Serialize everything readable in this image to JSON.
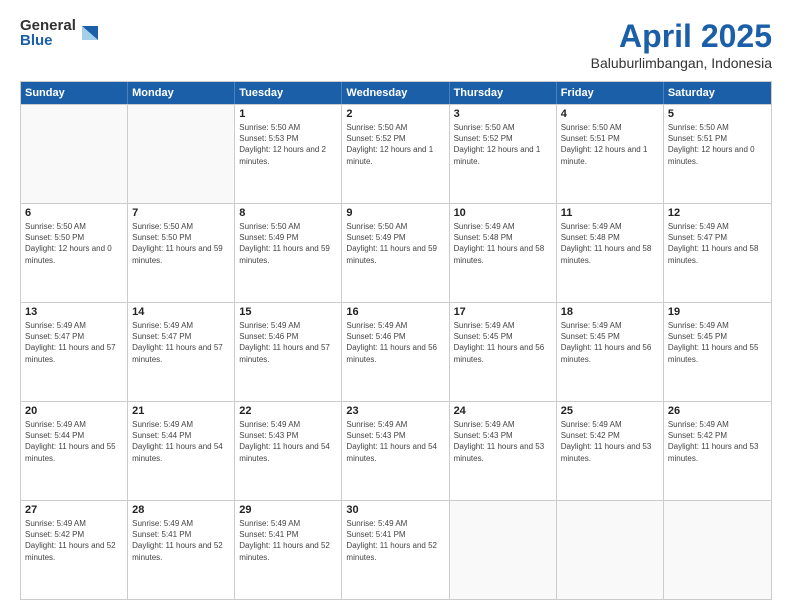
{
  "logo": {
    "general": "General",
    "blue": "Blue"
  },
  "title": {
    "month": "April 2025",
    "location": "Baluburlimbangan, Indonesia"
  },
  "header_days": [
    "Sunday",
    "Monday",
    "Tuesday",
    "Wednesday",
    "Thursday",
    "Friday",
    "Saturday"
  ],
  "weeks": [
    [
      {
        "day": "",
        "sunrise": "",
        "sunset": "",
        "daylight": "",
        "empty": true
      },
      {
        "day": "",
        "sunrise": "",
        "sunset": "",
        "daylight": "",
        "empty": true
      },
      {
        "day": "1",
        "sunrise": "Sunrise: 5:50 AM",
        "sunset": "Sunset: 5:53 PM",
        "daylight": "Daylight: 12 hours and 2 minutes.",
        "empty": false
      },
      {
        "day": "2",
        "sunrise": "Sunrise: 5:50 AM",
        "sunset": "Sunset: 5:52 PM",
        "daylight": "Daylight: 12 hours and 1 minute.",
        "empty": false
      },
      {
        "day": "3",
        "sunrise": "Sunrise: 5:50 AM",
        "sunset": "Sunset: 5:52 PM",
        "daylight": "Daylight: 12 hours and 1 minute.",
        "empty": false
      },
      {
        "day": "4",
        "sunrise": "Sunrise: 5:50 AM",
        "sunset": "Sunset: 5:51 PM",
        "daylight": "Daylight: 12 hours and 1 minute.",
        "empty": false
      },
      {
        "day": "5",
        "sunrise": "Sunrise: 5:50 AM",
        "sunset": "Sunset: 5:51 PM",
        "daylight": "Daylight: 12 hours and 0 minutes.",
        "empty": false
      }
    ],
    [
      {
        "day": "6",
        "sunrise": "Sunrise: 5:50 AM",
        "sunset": "Sunset: 5:50 PM",
        "daylight": "Daylight: 12 hours and 0 minutes.",
        "empty": false
      },
      {
        "day": "7",
        "sunrise": "Sunrise: 5:50 AM",
        "sunset": "Sunset: 5:50 PM",
        "daylight": "Daylight: 11 hours and 59 minutes.",
        "empty": false
      },
      {
        "day": "8",
        "sunrise": "Sunrise: 5:50 AM",
        "sunset": "Sunset: 5:49 PM",
        "daylight": "Daylight: 11 hours and 59 minutes.",
        "empty": false
      },
      {
        "day": "9",
        "sunrise": "Sunrise: 5:50 AM",
        "sunset": "Sunset: 5:49 PM",
        "daylight": "Daylight: 11 hours and 59 minutes.",
        "empty": false
      },
      {
        "day": "10",
        "sunrise": "Sunrise: 5:49 AM",
        "sunset": "Sunset: 5:48 PM",
        "daylight": "Daylight: 11 hours and 58 minutes.",
        "empty": false
      },
      {
        "day": "11",
        "sunrise": "Sunrise: 5:49 AM",
        "sunset": "Sunset: 5:48 PM",
        "daylight": "Daylight: 11 hours and 58 minutes.",
        "empty": false
      },
      {
        "day": "12",
        "sunrise": "Sunrise: 5:49 AM",
        "sunset": "Sunset: 5:47 PM",
        "daylight": "Daylight: 11 hours and 58 minutes.",
        "empty": false
      }
    ],
    [
      {
        "day": "13",
        "sunrise": "Sunrise: 5:49 AM",
        "sunset": "Sunset: 5:47 PM",
        "daylight": "Daylight: 11 hours and 57 minutes.",
        "empty": false
      },
      {
        "day": "14",
        "sunrise": "Sunrise: 5:49 AM",
        "sunset": "Sunset: 5:47 PM",
        "daylight": "Daylight: 11 hours and 57 minutes.",
        "empty": false
      },
      {
        "day": "15",
        "sunrise": "Sunrise: 5:49 AM",
        "sunset": "Sunset: 5:46 PM",
        "daylight": "Daylight: 11 hours and 57 minutes.",
        "empty": false
      },
      {
        "day": "16",
        "sunrise": "Sunrise: 5:49 AM",
        "sunset": "Sunset: 5:46 PM",
        "daylight": "Daylight: 11 hours and 56 minutes.",
        "empty": false
      },
      {
        "day": "17",
        "sunrise": "Sunrise: 5:49 AM",
        "sunset": "Sunset: 5:45 PM",
        "daylight": "Daylight: 11 hours and 56 minutes.",
        "empty": false
      },
      {
        "day": "18",
        "sunrise": "Sunrise: 5:49 AM",
        "sunset": "Sunset: 5:45 PM",
        "daylight": "Daylight: 11 hours and 56 minutes.",
        "empty": false
      },
      {
        "day": "19",
        "sunrise": "Sunrise: 5:49 AM",
        "sunset": "Sunset: 5:45 PM",
        "daylight": "Daylight: 11 hours and 55 minutes.",
        "empty": false
      }
    ],
    [
      {
        "day": "20",
        "sunrise": "Sunrise: 5:49 AM",
        "sunset": "Sunset: 5:44 PM",
        "daylight": "Daylight: 11 hours and 55 minutes.",
        "empty": false
      },
      {
        "day": "21",
        "sunrise": "Sunrise: 5:49 AM",
        "sunset": "Sunset: 5:44 PM",
        "daylight": "Daylight: 11 hours and 54 minutes.",
        "empty": false
      },
      {
        "day": "22",
        "sunrise": "Sunrise: 5:49 AM",
        "sunset": "Sunset: 5:43 PM",
        "daylight": "Daylight: 11 hours and 54 minutes.",
        "empty": false
      },
      {
        "day": "23",
        "sunrise": "Sunrise: 5:49 AM",
        "sunset": "Sunset: 5:43 PM",
        "daylight": "Daylight: 11 hours and 54 minutes.",
        "empty": false
      },
      {
        "day": "24",
        "sunrise": "Sunrise: 5:49 AM",
        "sunset": "Sunset: 5:43 PM",
        "daylight": "Daylight: 11 hours and 53 minutes.",
        "empty": false
      },
      {
        "day": "25",
        "sunrise": "Sunrise: 5:49 AM",
        "sunset": "Sunset: 5:42 PM",
        "daylight": "Daylight: 11 hours and 53 minutes.",
        "empty": false
      },
      {
        "day": "26",
        "sunrise": "Sunrise: 5:49 AM",
        "sunset": "Sunset: 5:42 PM",
        "daylight": "Daylight: 11 hours and 53 minutes.",
        "empty": false
      }
    ],
    [
      {
        "day": "27",
        "sunrise": "Sunrise: 5:49 AM",
        "sunset": "Sunset: 5:42 PM",
        "daylight": "Daylight: 11 hours and 52 minutes.",
        "empty": false
      },
      {
        "day": "28",
        "sunrise": "Sunrise: 5:49 AM",
        "sunset": "Sunset: 5:41 PM",
        "daylight": "Daylight: 11 hours and 52 minutes.",
        "empty": false
      },
      {
        "day": "29",
        "sunrise": "Sunrise: 5:49 AM",
        "sunset": "Sunset: 5:41 PM",
        "daylight": "Daylight: 11 hours and 52 minutes.",
        "empty": false
      },
      {
        "day": "30",
        "sunrise": "Sunrise: 5:49 AM",
        "sunset": "Sunset: 5:41 PM",
        "daylight": "Daylight: 11 hours and 52 minutes.",
        "empty": false
      },
      {
        "day": "",
        "sunrise": "",
        "sunset": "",
        "daylight": "",
        "empty": true
      },
      {
        "day": "",
        "sunrise": "",
        "sunset": "",
        "daylight": "",
        "empty": true
      },
      {
        "day": "",
        "sunrise": "",
        "sunset": "",
        "daylight": "",
        "empty": true
      }
    ]
  ]
}
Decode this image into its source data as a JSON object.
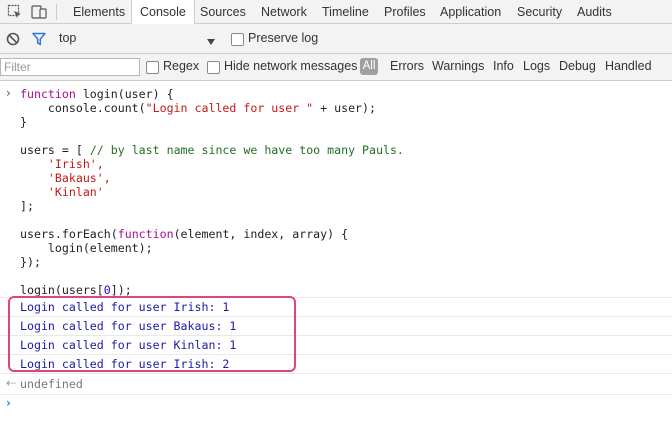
{
  "tabs": [
    {
      "label": "Elements"
    },
    {
      "label": "Console"
    },
    {
      "label": "Sources"
    },
    {
      "label": "Network"
    },
    {
      "label": "Timeline"
    },
    {
      "label": "Profiles"
    },
    {
      "label": "Application"
    },
    {
      "label": "Security"
    },
    {
      "label": "Audits"
    }
  ],
  "active_tab": "Console",
  "context": {
    "value": "top",
    "preserve_log": "Preserve log"
  },
  "filter": {
    "placeholder": "Filter",
    "regex": "Regex",
    "hide_network": "Hide network messages",
    "levels": [
      "All",
      "Errors",
      "Warnings",
      "Info",
      "Logs",
      "Debug",
      "Handled"
    ]
  },
  "code": {
    "l1_kw": "function",
    "l1_rest": " login(user) {",
    "l2_a": "    console.count(",
    "l2_str": "\"Login called for user \"",
    "l2_b": " + user);",
    "l3": "}",
    "l5_a": "users = [ ",
    "l5_cmt": "// by last name since we have too many Pauls.",
    "l6": "    'Irish',",
    "l7": "    'Bakaus',",
    "l8": "    'Kinlan'",
    "l9": "];",
    "l11_a": "users.forEach(",
    "l11_kw": "function",
    "l11_b": "(element, index, array) {",
    "l12": "    login(element);",
    "l13": "});",
    "l15_a": "login(users[",
    "l15_num": "0",
    "l15_b": "]);"
  },
  "logs": [
    "Login called for user Irish: 1",
    "Login called for user Bakaus: 1",
    "Login called for user Kinlan: 1",
    "Login called for user Irish: 2"
  ],
  "result": "undefined",
  "colors": {
    "highlight_border": "#e0447c",
    "log_text": "#1a1aa6",
    "prompt": "#367cf1",
    "tab_active_underline": "#3879d9"
  }
}
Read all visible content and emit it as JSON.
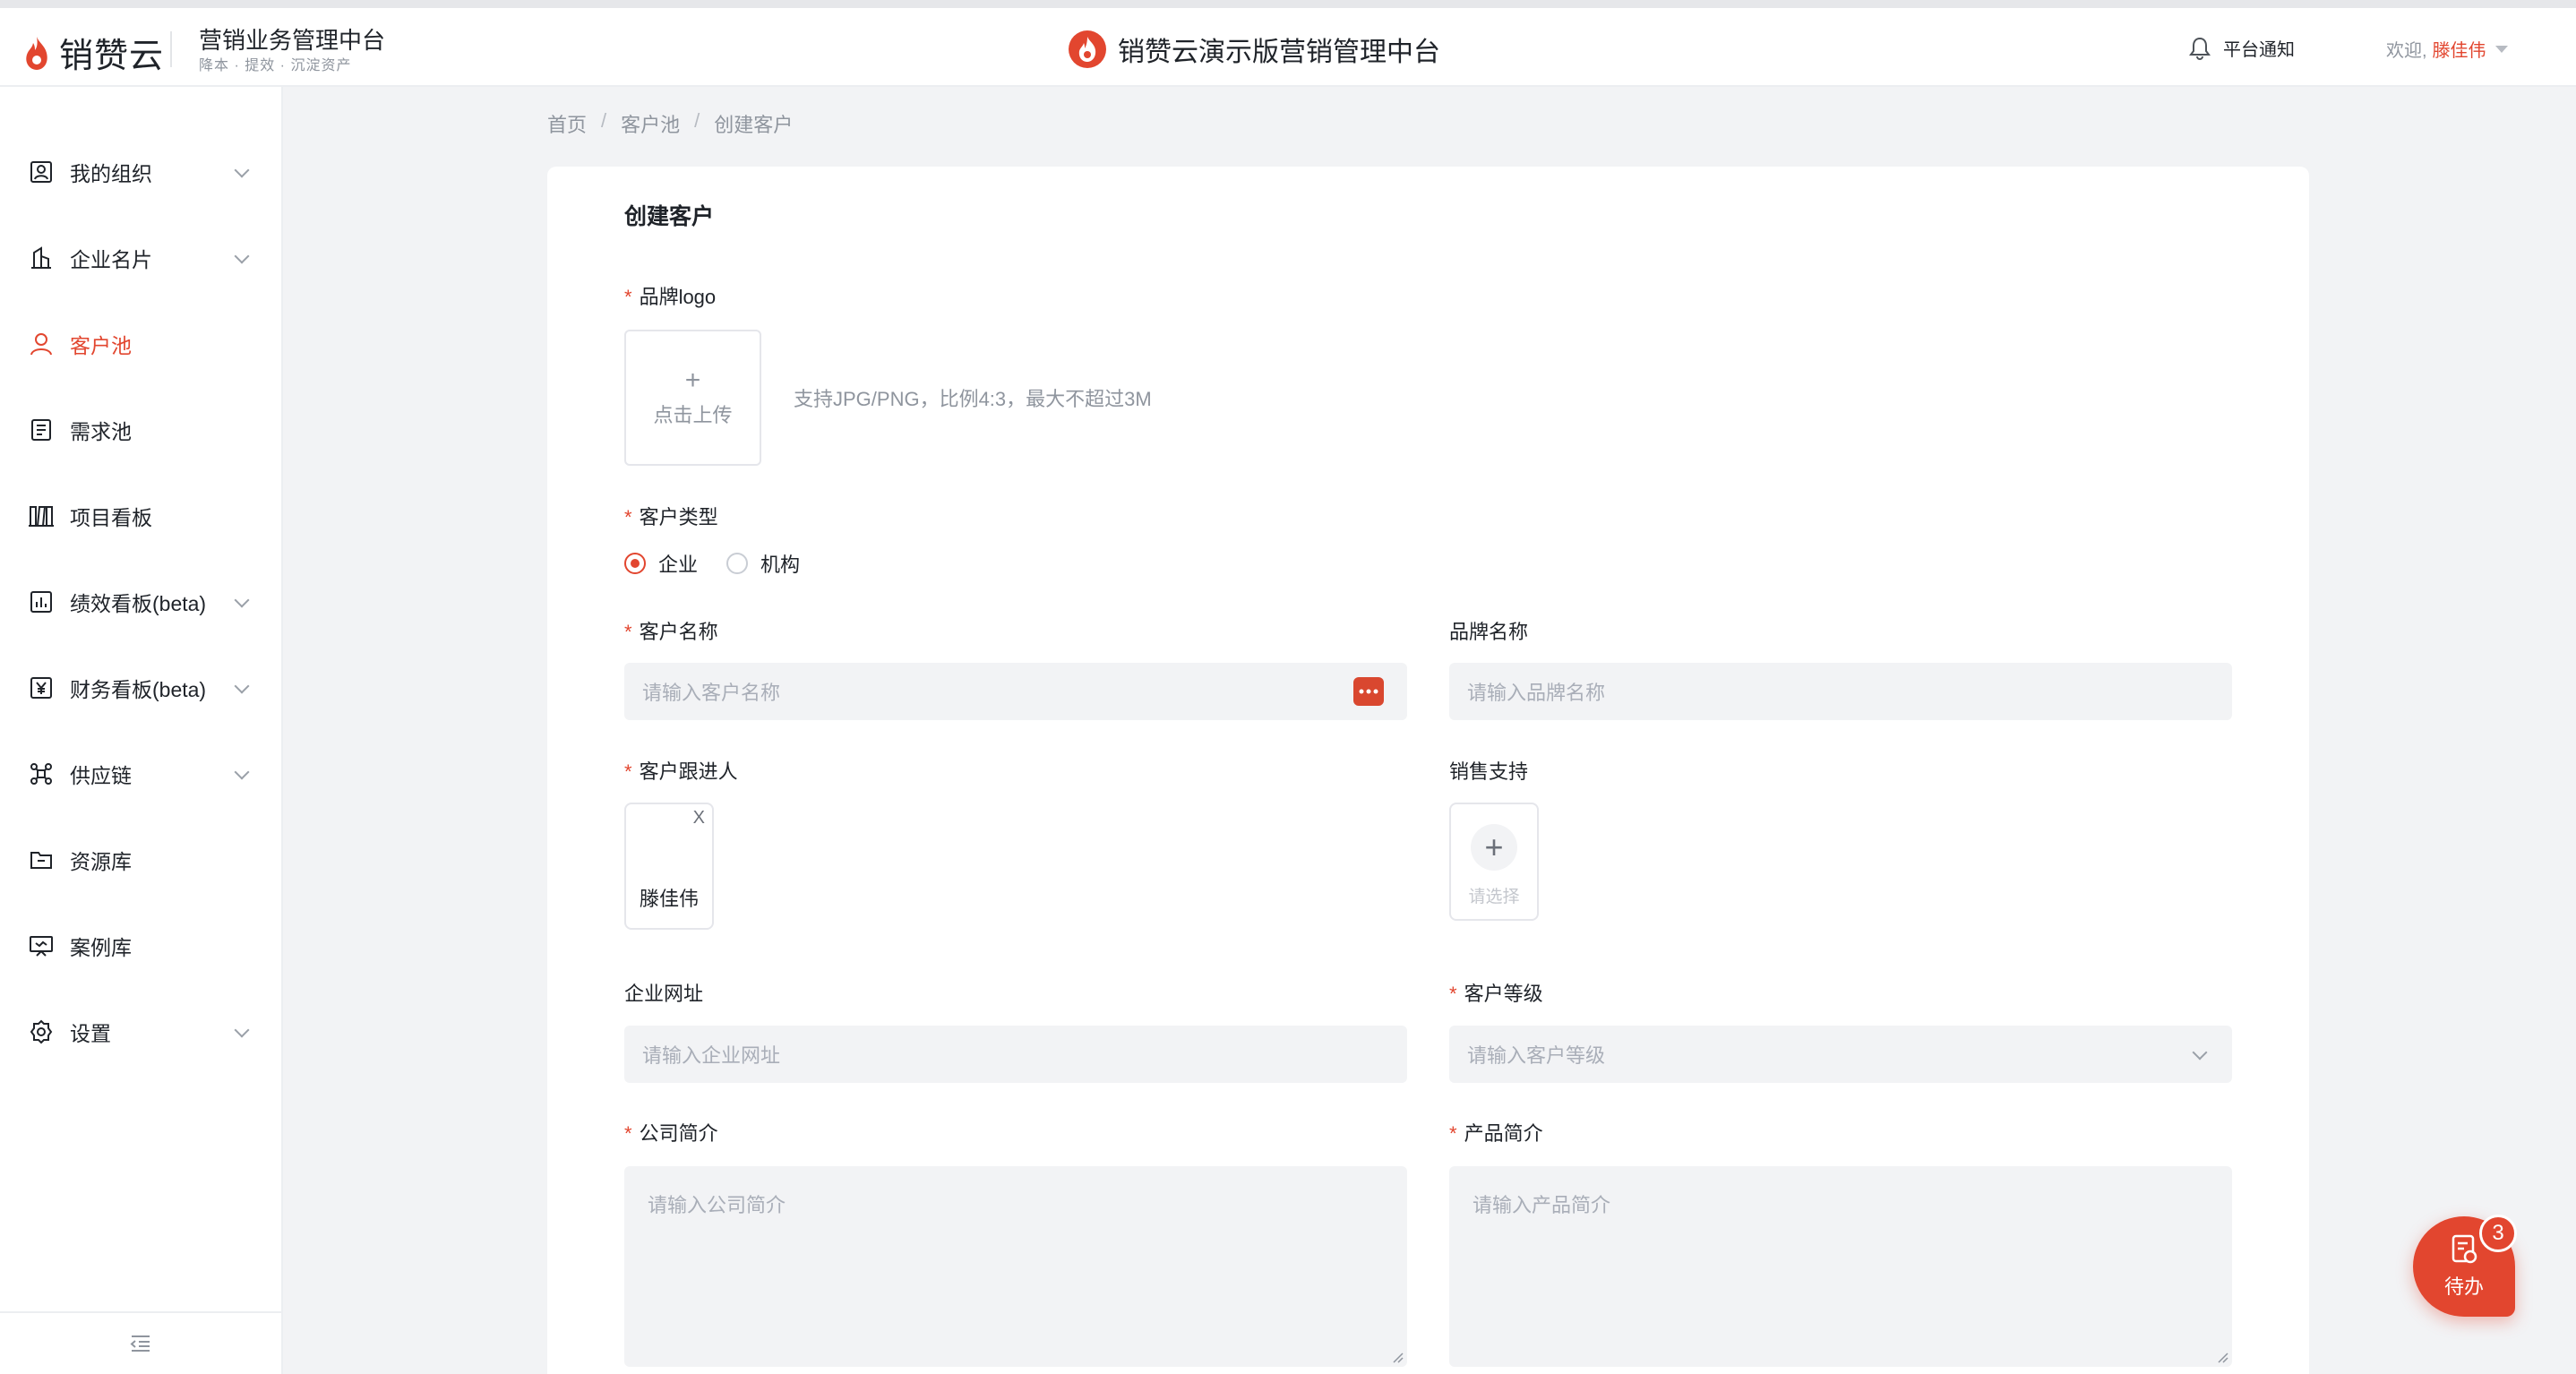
{
  "header": {
    "logo_text": "销赞云",
    "system_title": "营销业务管理中台",
    "system_subtitle": "降本 · 提效 · 沉淀资产",
    "center_title": "销赞云演示版营销管理中台",
    "notice_label": "平台通知",
    "welcome_label": "欢迎,",
    "user_name": "滕佳伟"
  },
  "sidebar": {
    "items": [
      {
        "label": "我的组织",
        "icon": "org-icon",
        "expandable": true,
        "active": false
      },
      {
        "label": "企业名片",
        "icon": "building-icon",
        "expandable": true,
        "active": false
      },
      {
        "label": "客户池",
        "icon": "user-icon",
        "expandable": false,
        "active": true
      },
      {
        "label": "需求池",
        "icon": "document-icon",
        "expandable": false,
        "active": false
      },
      {
        "label": "项目看板",
        "icon": "board-icon",
        "expandable": false,
        "active": false
      },
      {
        "label": "绩效看板(beta)",
        "icon": "chart-icon",
        "expandable": true,
        "active": false
      },
      {
        "label": "财务看板(beta)",
        "icon": "yuan-icon",
        "expandable": true,
        "active": false
      },
      {
        "label": "供应链",
        "icon": "network-icon",
        "expandable": true,
        "active": false
      },
      {
        "label": "资源库",
        "icon": "folder-icon",
        "expandable": false,
        "active": false
      },
      {
        "label": "案例库",
        "icon": "presentation-icon",
        "expandable": false,
        "active": false
      },
      {
        "label": "设置",
        "icon": "gear-icon",
        "expandable": true,
        "active": false
      }
    ]
  },
  "breadcrumb": [
    "首页",
    "客户池",
    "创建客户"
  ],
  "form": {
    "title": "创建客户",
    "brand_logo": {
      "label": "品牌logo",
      "upload_plus": "+",
      "upload_text": "点击上传",
      "hint": "支持JPG/PNG，比例4:3，最大不超过3M"
    },
    "customer_type": {
      "label": "客户类型",
      "options": [
        "企业",
        "机构"
      ],
      "selected": "企业"
    },
    "customer_name": {
      "label": "客户名称",
      "placeholder": "请输入客户名称"
    },
    "brand_name": {
      "label": "品牌名称",
      "placeholder": "请输入品牌名称"
    },
    "follower": {
      "label": "客户跟进人",
      "person": "滕佳伟",
      "remove": "X"
    },
    "sales_support": {
      "label": "销售支持",
      "select_text": "请选择",
      "plus": "+"
    },
    "website": {
      "label": "企业网址",
      "placeholder": "请输入企业网址"
    },
    "level": {
      "label": "客户等级",
      "placeholder": "请输入客户等级"
    },
    "company_intro": {
      "label": "公司简介",
      "placeholder": "请输入公司简介"
    },
    "product_intro": {
      "label": "产品简介",
      "placeholder": "请输入产品简介"
    },
    "required_mark": "*"
  },
  "todo": {
    "label": "待办",
    "count": "3"
  },
  "colors": {
    "accent": "#e2462f",
    "background": "#f2f3f5"
  }
}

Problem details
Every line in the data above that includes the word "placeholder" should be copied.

Response
    "placeholder": "Filter",
      "placeholder": "请输入客户名称"
      "placeholder": "请输入品牌名称"
      "placeholder": "请输入企业网址"
      "placeholder": "请输入客户等级"
      "placeholder": "请输入公司简介"
      "placeholder": "请输入产品简介"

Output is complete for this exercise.